Featuring more than 70 scanned pages from the original notebook, Lost Recipes of Prohibition gives readers more than 100 secret and forgotten recipes for spirits, cocktails, cordials, and bitters — all gorgeously illustrated and put into captivating historical context. The book offers some recipes exactly as they were written in the notebook, as well as some that have been updated with modern ingredients. Here, three of our favorite cocktails from Lost Recipes of Prohibition.
DUBONNET COCKTAIL: 1 1/2 ounces gin, 1 1/2 ounce Dubonnet, 1-2 dashes Angostura bitters Gin shows up again and again in Prohibition-era cocktails because it was an easy spirit to make for non-chemists.
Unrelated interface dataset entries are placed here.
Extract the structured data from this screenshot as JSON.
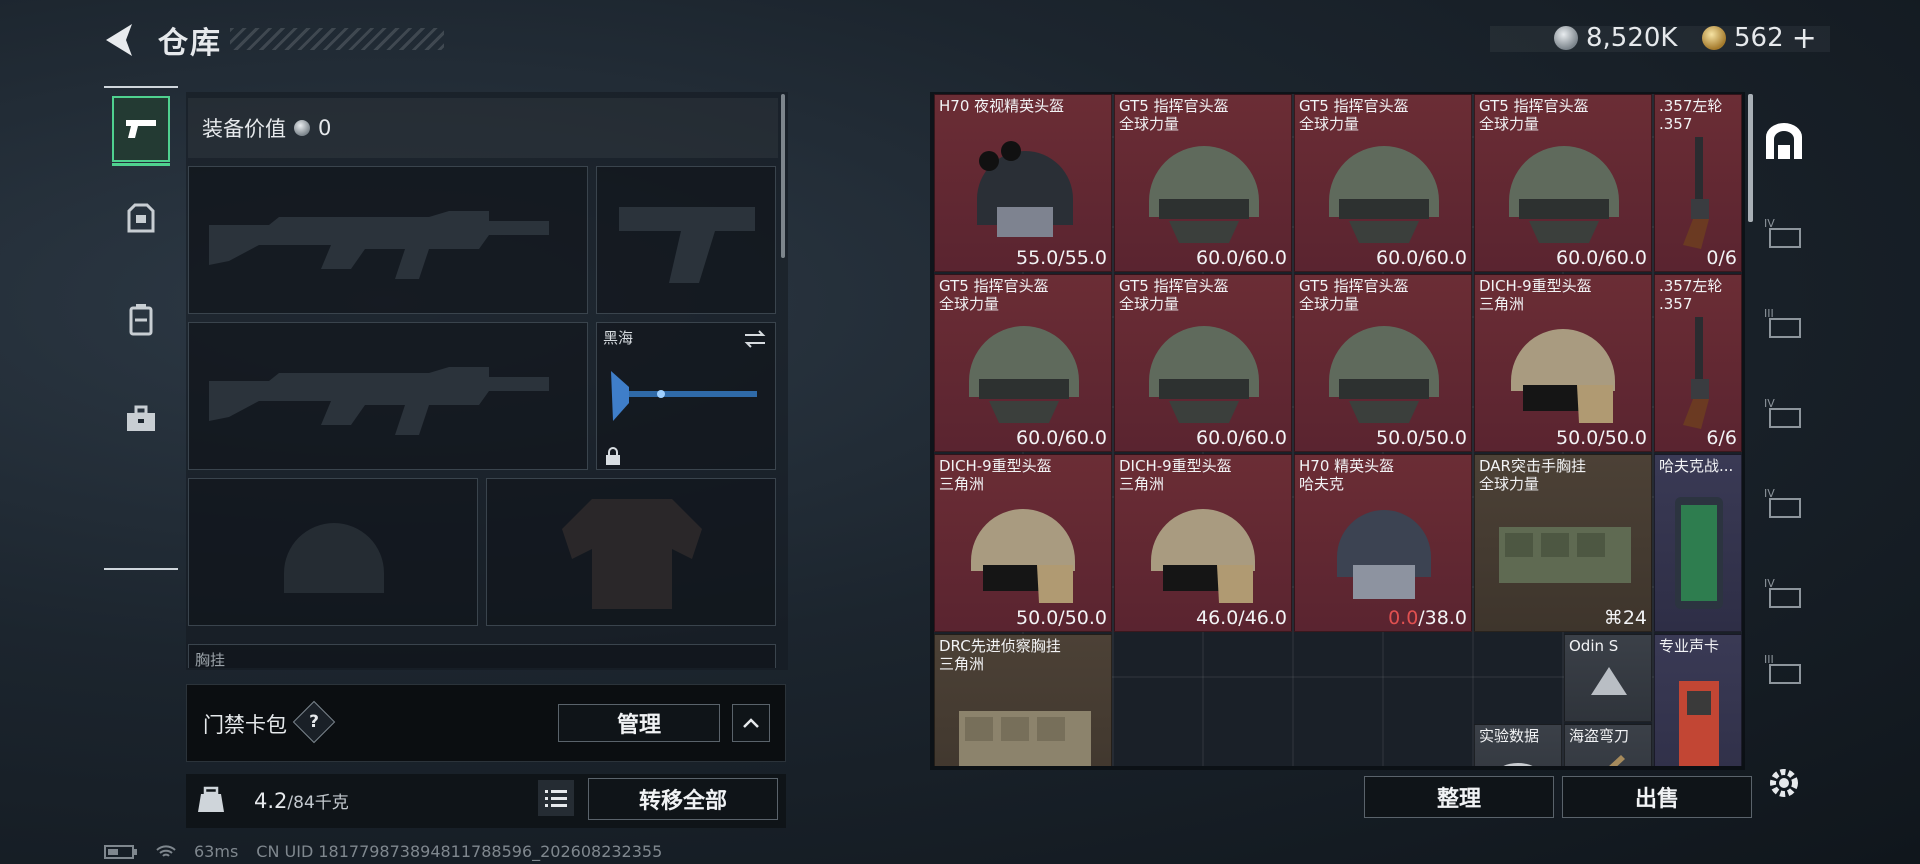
{
  "header": {
    "title": "仓库",
    "silver": "8,520K",
    "gold": "562"
  },
  "left": {
    "equip_value_label": "装备价值",
    "equip_value": "0",
    "melee_name": "黑海",
    "partial_label": "胸挂",
    "card_pack_label": "门禁卡包",
    "question": "?",
    "manage": "管理",
    "weight_current": "4.2",
    "weight_max": "/84千克",
    "transfer_all": "转移全部"
  },
  "status": {
    "ping": "63ms",
    "uid": "CN UID 181779873894811788596_202608232355"
  },
  "items": [
    {
      "name": "H70 夜视精英头盔",
      "dur": "55.0/55.0"
    },
    {
      "name": "GT5 指挥官头盔",
      "sub": "全球力量",
      "dur": "60.0/60.0"
    },
    {
      "name": "GT5 指挥官头盔",
      "sub": "全球力量",
      "dur": "60.0/60.0"
    },
    {
      "name": "GT5 指挥官头盔",
      "sub": "全球力量",
      "dur": "60.0/60.0"
    },
    {
      "name": ".357左轮",
      "sub": ".357",
      "dur": "0/6"
    },
    {
      "name": "GT5 指挥官头盔",
      "sub": "全球力量",
      "dur": "60.0/60.0"
    },
    {
      "name": "GT5 指挥官头盔",
      "sub": "全球力量",
      "dur": "60.0/60.0"
    },
    {
      "name": "GT5 指挥官头盔",
      "sub": "全球力量",
      "dur": "50.0/50.0"
    },
    {
      "name": "DICH-9重型头盔",
      "sub": "三角洲",
      "dur": "50.0/50.0"
    },
    {
      "name": ".357左轮",
      "sub": ".357",
      "dur": "6/6"
    },
    {
      "name": "DICH-9重型头盔",
      "sub": "三角洲",
      "dur": "50.0/50.0"
    },
    {
      "name": "DICH-9重型头盔",
      "sub": "三角洲",
      "dur": "46.0/46.0"
    },
    {
      "name": "H70 精英头盔",
      "sub": "哈夫克",
      "dur_low": "0.0",
      "dur": "/38.0"
    },
    {
      "name": "DAR突击手胸挂",
      "sub": "全球力量",
      "count": "24"
    },
    {
      "name": "哈夫克战..."
    },
    {
      "name": "DRC先进侦察胸挂",
      "sub": "三角洲"
    },
    {
      "name": "Odin S"
    },
    {
      "name": "专业声卡"
    },
    {
      "name": "实验数据"
    },
    {
      "name": "海盗弯刀"
    }
  ],
  "buttons": {
    "sort": "整理",
    "sell": "出售"
  }
}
Just add juniper oil to a high-proof spirit, water it down, and bam! — there you have a batch of basic gin. Mixing it with Dubonnet, a mildly bitter aperitif, rounds out its rough edges. Directions In a cocktail shaker with ice, stir together all ingredients until chilled. Strain into a martini glass and garnish with a lemon twist.
TWELVE MILE LIMIT: 1 ounce white rum, 1/2 ounce whiskey, 1/2 ounce brandy, 1/2 ounce grenadine, 1/2 ounce lemon juice As Prohibition was getting its sea legs, the US reckoned its laws held three miles into open water. Just beyond that, out of US jurisdiction, a mix of armadas, smuggler ships, and offshore warehouses freighted with liquor earned the nickname of “rum row.” America later extended its territorial reach to 12 miles, and while the rum row shifted further out, it continued just as before. In a nod to that, Rowley offers a stiff one to keep you afloat. Directions In a cocktail shaker with ice, stir together all ingredients until chilled. Strain into a martini glass and garnish with a lemon twist.
ROCK & RYE (makes about 10 servings): 1 750ml bottle of whiskey, 6 ounces horehound candy*, 3 ounces dried sour cherries, 2 4-inch sticks of cinnamon, zest of 1 orange (preferably blood orange), zest of 1 lemon, 3 whole cloves Even during and after Prohibition, enough temperance advocates made allowances for booze-heavy health remedies that their prevalence in ostensibly dry houses became a running joke. While plain whiskey would most certainly be met with pursed lips, who would argue at the wholesome additions of candy and fruit? That candy comes in the form of horehound, a sore-throat balm that may be just what the doctor ordered. Directions Mix all ingredients in a 1-2 liter lidded glass jar. Let sit at room temperature for 2 to 5 days until the candy is fully dissolved and the cordial is fragrant with citrus and spice. Give the jar a swirl every now and then. When ready, strain into a clean 1-liter bottle.
*While it’s possible to find horehound candy, it may not always be easy. If you can’t find it, swap it for regular or yellow rock candy and add 1 teaspoon of dried horehound. If you can’t find horehound at all, try adding a couple star anise. For more fascinating history and forgotten recipes from one of America’s most boozy eras, pick up a copy of Lost Recipes of Prohibition: Notes from a Bootlegger’s Manual.